What is required:
Find every line of the records that has "драйвера" and return it.

-------

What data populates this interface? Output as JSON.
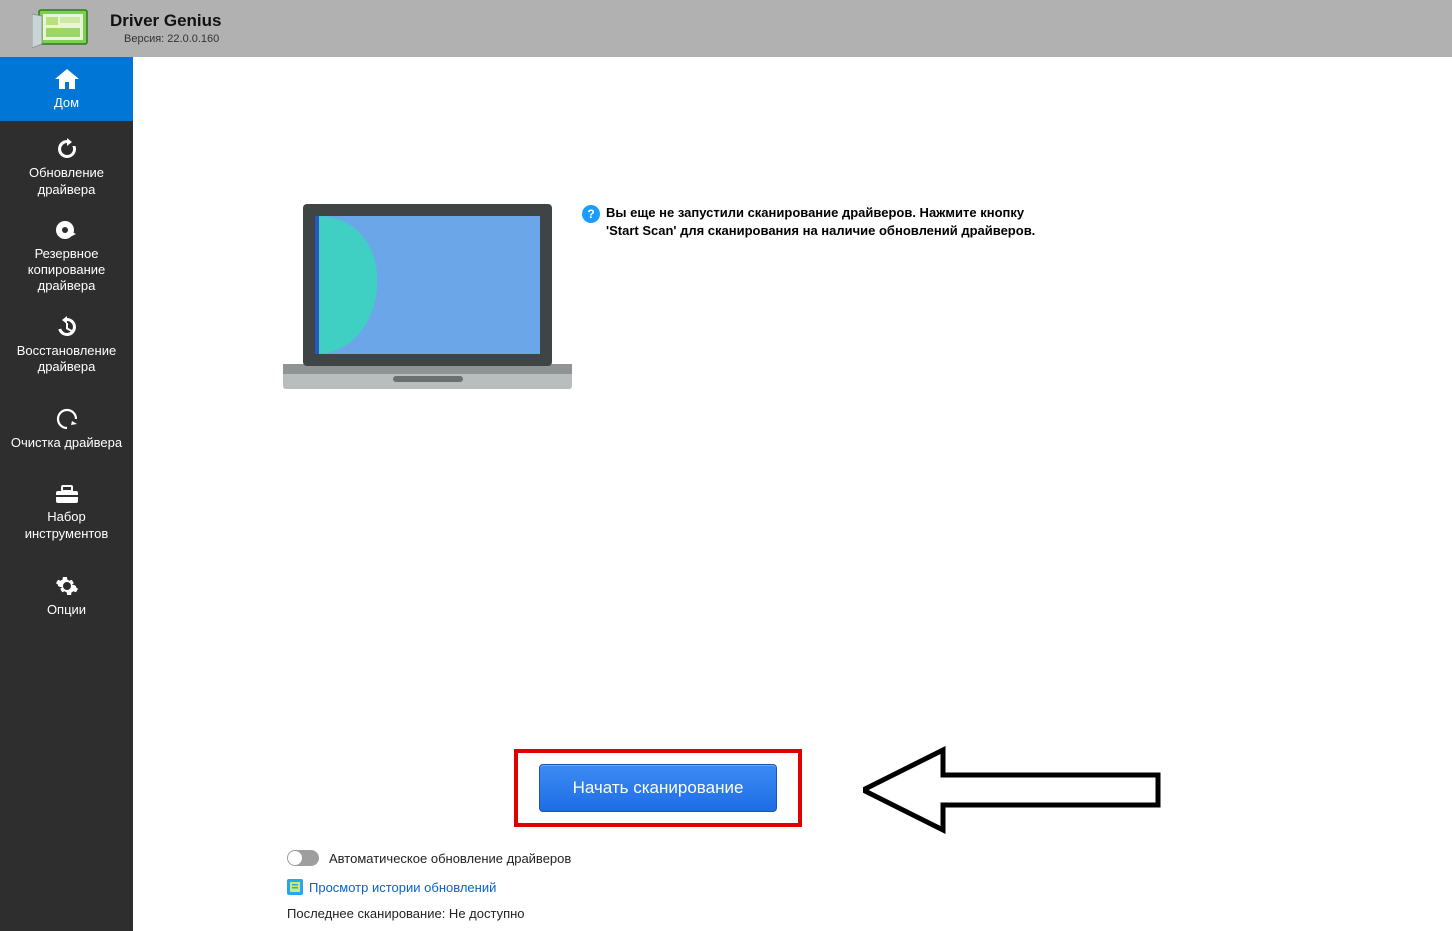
{
  "header": {
    "title": "Driver Genius",
    "version": "Версия: 22.0.0.160"
  },
  "sidebar": {
    "items": [
      {
        "label": "Дом"
      },
      {
        "label": "Обновление драйвера"
      },
      {
        "label": "Резервное копирование драйвера"
      },
      {
        "label": "Восстановление драйвера"
      },
      {
        "label": "Очистка драйвера"
      },
      {
        "label": "Набор инструментов"
      },
      {
        "label": "Опции"
      }
    ]
  },
  "main": {
    "info_icon": "?",
    "info_text": "Вы еще не запустили сканирование драйверов. Нажмите кнопку 'Start Scan' для сканирования на наличие обновлений драйверов.",
    "scan_button": "Начать  сканирование",
    "toggle_label": "Автоматическое обновление драйверов",
    "history_link": "Просмотр истории обновлений",
    "last_scan": "Последнее сканирование: Не доступно"
  }
}
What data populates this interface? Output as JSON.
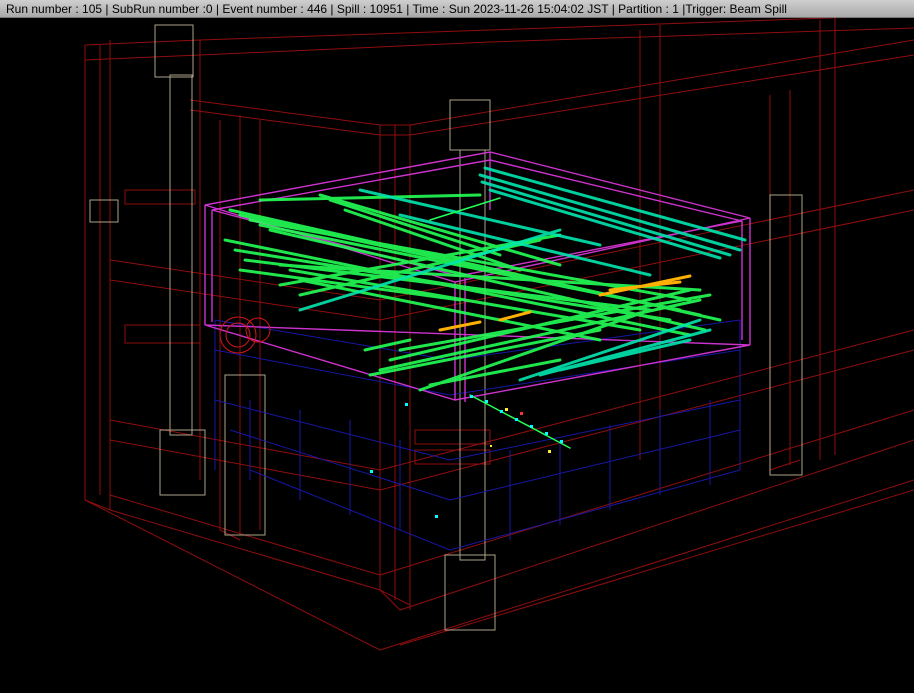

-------

Response to this task:
        "label": "Обновление драйвера"
        "label": "Резервное копирование драйвера"
        "label": "Восстановление драйвера"
        "label": "Очистка драйвера"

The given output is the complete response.